Supplied records:
>>>

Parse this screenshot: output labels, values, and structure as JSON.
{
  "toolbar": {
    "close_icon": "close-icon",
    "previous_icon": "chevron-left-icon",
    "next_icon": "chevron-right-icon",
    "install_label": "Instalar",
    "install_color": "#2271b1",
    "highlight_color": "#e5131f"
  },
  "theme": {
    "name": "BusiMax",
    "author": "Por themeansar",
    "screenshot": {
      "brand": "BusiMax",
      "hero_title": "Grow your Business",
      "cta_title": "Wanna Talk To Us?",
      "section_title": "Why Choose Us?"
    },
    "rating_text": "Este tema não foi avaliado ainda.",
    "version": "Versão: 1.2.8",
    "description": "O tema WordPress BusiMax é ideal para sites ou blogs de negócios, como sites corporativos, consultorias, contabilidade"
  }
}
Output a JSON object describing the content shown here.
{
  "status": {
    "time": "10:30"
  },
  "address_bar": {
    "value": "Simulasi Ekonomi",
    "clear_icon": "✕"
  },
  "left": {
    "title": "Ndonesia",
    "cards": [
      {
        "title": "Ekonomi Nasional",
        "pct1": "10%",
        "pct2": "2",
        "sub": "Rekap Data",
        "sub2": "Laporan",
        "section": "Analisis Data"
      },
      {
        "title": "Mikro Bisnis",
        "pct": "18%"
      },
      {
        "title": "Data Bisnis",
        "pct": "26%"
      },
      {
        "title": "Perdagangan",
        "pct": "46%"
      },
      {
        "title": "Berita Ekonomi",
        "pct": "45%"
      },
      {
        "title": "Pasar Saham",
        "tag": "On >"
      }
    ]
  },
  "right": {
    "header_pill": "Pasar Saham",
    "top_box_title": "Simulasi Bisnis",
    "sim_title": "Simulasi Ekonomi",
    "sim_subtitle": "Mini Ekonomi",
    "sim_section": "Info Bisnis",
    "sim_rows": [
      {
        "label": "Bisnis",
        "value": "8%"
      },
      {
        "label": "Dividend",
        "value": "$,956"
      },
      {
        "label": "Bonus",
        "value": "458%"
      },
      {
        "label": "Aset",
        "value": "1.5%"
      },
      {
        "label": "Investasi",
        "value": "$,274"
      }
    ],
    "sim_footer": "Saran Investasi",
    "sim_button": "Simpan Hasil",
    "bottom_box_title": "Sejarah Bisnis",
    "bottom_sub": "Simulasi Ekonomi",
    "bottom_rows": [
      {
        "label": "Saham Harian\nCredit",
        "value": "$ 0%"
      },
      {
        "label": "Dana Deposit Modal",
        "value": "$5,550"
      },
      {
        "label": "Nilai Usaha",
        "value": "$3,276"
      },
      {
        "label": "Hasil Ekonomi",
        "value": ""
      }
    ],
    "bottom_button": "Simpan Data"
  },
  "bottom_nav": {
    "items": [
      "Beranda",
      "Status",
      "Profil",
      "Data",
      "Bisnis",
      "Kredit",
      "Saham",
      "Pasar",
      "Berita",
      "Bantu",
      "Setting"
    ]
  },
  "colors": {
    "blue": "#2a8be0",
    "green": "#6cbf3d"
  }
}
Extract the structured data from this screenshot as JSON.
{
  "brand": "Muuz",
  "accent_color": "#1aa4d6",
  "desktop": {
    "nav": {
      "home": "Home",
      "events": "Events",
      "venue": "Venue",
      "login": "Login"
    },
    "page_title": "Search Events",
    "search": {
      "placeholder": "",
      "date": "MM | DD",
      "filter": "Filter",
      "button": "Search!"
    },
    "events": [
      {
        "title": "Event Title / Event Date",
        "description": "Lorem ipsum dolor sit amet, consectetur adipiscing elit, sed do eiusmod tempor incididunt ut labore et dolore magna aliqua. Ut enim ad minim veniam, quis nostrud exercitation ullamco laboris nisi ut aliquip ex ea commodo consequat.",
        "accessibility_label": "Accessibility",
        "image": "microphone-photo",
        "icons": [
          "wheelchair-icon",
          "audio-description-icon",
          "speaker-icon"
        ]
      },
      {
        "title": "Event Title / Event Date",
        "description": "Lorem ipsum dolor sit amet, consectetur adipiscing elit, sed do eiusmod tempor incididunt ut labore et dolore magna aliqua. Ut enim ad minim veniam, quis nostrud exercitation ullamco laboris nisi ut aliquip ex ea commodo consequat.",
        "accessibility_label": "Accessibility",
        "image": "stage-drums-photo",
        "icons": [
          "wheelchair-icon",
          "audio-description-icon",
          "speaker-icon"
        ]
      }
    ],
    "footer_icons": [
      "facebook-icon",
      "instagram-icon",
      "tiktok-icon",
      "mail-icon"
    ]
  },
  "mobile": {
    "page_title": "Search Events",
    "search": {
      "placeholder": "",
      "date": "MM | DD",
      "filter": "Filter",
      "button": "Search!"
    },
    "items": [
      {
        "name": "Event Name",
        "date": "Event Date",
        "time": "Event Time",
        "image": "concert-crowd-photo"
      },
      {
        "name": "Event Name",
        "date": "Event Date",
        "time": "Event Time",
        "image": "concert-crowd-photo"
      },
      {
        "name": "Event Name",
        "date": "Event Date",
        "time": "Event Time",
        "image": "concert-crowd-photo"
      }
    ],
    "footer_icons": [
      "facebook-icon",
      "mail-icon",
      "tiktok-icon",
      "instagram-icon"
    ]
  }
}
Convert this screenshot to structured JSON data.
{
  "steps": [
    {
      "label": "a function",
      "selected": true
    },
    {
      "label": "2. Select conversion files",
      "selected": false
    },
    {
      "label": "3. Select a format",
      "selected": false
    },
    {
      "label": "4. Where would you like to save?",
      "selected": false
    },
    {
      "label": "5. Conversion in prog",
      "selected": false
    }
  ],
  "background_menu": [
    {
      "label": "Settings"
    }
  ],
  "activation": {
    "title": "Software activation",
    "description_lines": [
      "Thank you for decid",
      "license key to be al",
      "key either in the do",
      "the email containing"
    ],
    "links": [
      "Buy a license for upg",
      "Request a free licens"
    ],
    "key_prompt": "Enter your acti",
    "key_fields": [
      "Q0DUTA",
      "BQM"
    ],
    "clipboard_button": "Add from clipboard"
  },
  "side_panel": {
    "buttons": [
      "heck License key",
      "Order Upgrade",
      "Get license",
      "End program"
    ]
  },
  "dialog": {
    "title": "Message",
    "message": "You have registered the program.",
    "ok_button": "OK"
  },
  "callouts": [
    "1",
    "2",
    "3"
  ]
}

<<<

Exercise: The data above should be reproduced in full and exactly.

Reply to the task:
Parse this screenshot: output labels, values, and structure as JSON.
{
  "toolbar": {
    "close_icon": "close-icon",
    "previous_icon": "chevron-left-icon",
    "next_icon": "chevron-right-icon",
    "install_label": "Instalar",
    "install_color": "#2271b1",
    "highlight_color": "#e5131f"
  },
  "theme": {
    "name": "BusiMax",
    "author": "Por themeansar",
    "screenshot": {
      "brand": "BusiMax",
      "hero_title": "Grow your Business",
      "cta_title": "Wanna Talk To Us?",
      "section_title": "Why Choose Us?"
    },
    "rating_text": "Este tema não foi avaliado ainda.",
    "version": "Versão: 1.2.8",
    "description": "O tema WordPress BusiMax é ideal para sites ou blogs de negócios, como sites corporativos, consultorias, contabilidade"
  }
}
Output a JSON object describing the content shown here.
{
  "status": {
    "time": "10:30"
  },
  "address_bar": {
    "value": "Simulasi Ekonomi",
    "clear_icon": "✕"
  },
  "left": {
    "title": "Ndonesia",
    "cards": [
      {
        "title": "Ekonomi Nasional",
        "pct1": "10%",
        "pct2": "2",
        "sub": "Rekap Data",
        "sub2": "Laporan",
        "section": "Analisis Data"
      },
      {
        "title": "Mikro Bisnis",
        "pct": "18%"
      },
      {
        "title": "Data Bisnis",
        "pct": "26%"
      },
      {
        "title": "Perdagangan",
        "pct": "46%"
      },
      {
        "title": "Berita Ekonomi",
        "pct": "45%"
      },
      {
        "title": "Pasar Saham",
        "tag": "On >"
      }
    ]
  },
  "right": {
    "header_pill": "Pasar Saham",
    "top_box_title": "Simulasi Bisnis",
    "sim_title": "Simulasi Ekonomi",
    "sim_subtitle": "Mini Ekonomi",
    "sim_section": "Info Bisnis",
    "sim_rows": [
      {
        "label": "Bisnis",
        "value": "8%"
      },
      {
        "label": "Dividend",
        "value": "$,956"
      },
      {
        "label": "Bonus",
        "value": "458%"
      },
      {
        "label": "Aset",
        "value": "1.5%"
      },
      {
        "label": "Investasi",
        "value": "$,274"
      }
    ],
    "sim_footer": "Saran Investasi",
    "sim_button": "Simpan Hasil",
    "bottom_box_title": "Sejarah Bisnis",
    "bottom_sub": "Simulasi Ekonomi",
    "bottom_rows": [
      {
        "label": "Saham Harian\nCredit",
        "value": "$ 0%"
      },
      {
        "label": "Dana Deposit Modal",
        "value": "$5,550"
      },
      {
        "label": "Nilai Usaha",
        "value": "$3,276"
      },
      {
        "label": "Hasil Ekonomi",
        "value": ""
      }
    ],
    "bottom_button": "Simpan Data"
  },
  "bottom_nav": {
    "items": [
      "Beranda",
      "Status",
      "Profil",
      "Data",
      "Bisnis",
      "Kredit",
      "Saham",
      "Pasar",
      "Berita",
      "Bantu",
      "Setting"
    ]
  },
  "colors": {
    "blue": "#2a8be0",
    "green": "#6cbf3d"
  }
}
Extract the structured data from this screenshot as JSON.
{
  "brand": "Muuz",
  "accent_color": "#1aa4d6",
  "desktop": {
    "nav": {
      "home": "Home",
      "events": "Events",
      "venue": "Venue",
      "login": "Login"
    },
    "page_title": "Search Events",
    "search": {
      "placeholder": "",
      "date": "MM | DD",
      "filter": "Filter",
      "button": "Search!"
    },
    "events": [
      {
        "title": "Event Title / Event Date",
        "description": "Lorem ipsum dolor sit amet, consectetur adipiscing elit, sed do eiusmod tempor incididunt ut labore et dolore magna aliqua. Ut enim ad minim veniam, quis nostrud exercitation ullamco laboris nisi ut aliquip ex ea commodo consequat.",
        "accessibility_label": "Accessibility",
        "image": "microphone-photo",
        "icons": [
          "wheelchair-icon",
          "audio-description-icon",
          "speaker-icon"
        ]
      },
      {
        "title": "Event Title / Event Date",
        "description": "Lorem ipsum dolor sit amet, consectetur adipiscing elit, sed do eiusmod tempor incididunt ut labore et dolore magna aliqua. Ut enim ad minim veniam, quis nostrud exercitation ullamco laboris nisi ut aliquip ex ea commodo consequat.",
        "accessibility_label": "Accessibility",
        "image": "stage-drums-photo",
        "icons": [
          "wheelchair-icon",
          "audio-description-icon",
          "speaker-icon"
        ]
      }
    ],
    "footer_icons": [
      "facebook-icon",
      "instagram-icon",
      "tiktok-icon",
      "mail-icon"
    ]
  },
  "mobile": {
    "page_title": "Search Events",
    "search": {
      "placeholder": "",
      "date": "MM | DD",
      "filter": "Filter",
      "button": "Search!"
    },
    "items": [
      {
        "name": "Event Name",
        "date": "Event Date",
        "time": "Event Time",
        "image": "concert-crowd-photo"
      },
      {
        "name": "Event Name",
        "date": "Event Date",
        "time": "Event Time",
        "image": "concert-crowd-photo"
      },
      {
        "name": "Event Name",
        "date": "Event Date",
        "time": "Event Time",
        "image": "concert-crowd-photo"
      }
    ],
    "footer_icons": [
      "facebook-icon",
      "mail-icon",
      "tiktok-icon",
      "instagram-icon"
    ]
  }
}
Convert this screenshot to structured JSON data.
{
  "steps": [
    {
      "label": "a function",
      "selected": true
    },
    {
      "label": "2. Select conversion files",
      "selected": false
    },
    {
      "label": "3. Select a format",
      "selected": false
    },
    {
      "label": "4. Where would you like to save?",
      "selected": false
    },
    {
      "label": "5. Conversion in prog",
      "selected": false
    }
  ],
  "background_menu": [
    {
      "label": "Settings"
    }
  ],
  "activation": {
    "title": "Software activation",
    "description_lines": [
      "Thank you for decid",
      "license key to be al",
      "key either in the do",
      "the email containing"
    ],
    "links": [
      "Buy a license for upg",
      "Request a free licens"
    ],
    "key_prompt": "Enter your acti",
    "key_fields": [
      "Q0DUTA",
      "BQM"
    ],
    "clipboard_button": "Add from clipboard"
  },
  "side_panel": {
    "buttons": [
      "heck License key",
      "Order Upgrade",
      "Get license",
      "End program"
    ]
  },
  "dialog": {
    "title": "Message",
    "message": "You have registered the program.",
    "ok_button": "OK"
  },
  "callouts": [
    "1",
    "2",
    "3"
  ]
}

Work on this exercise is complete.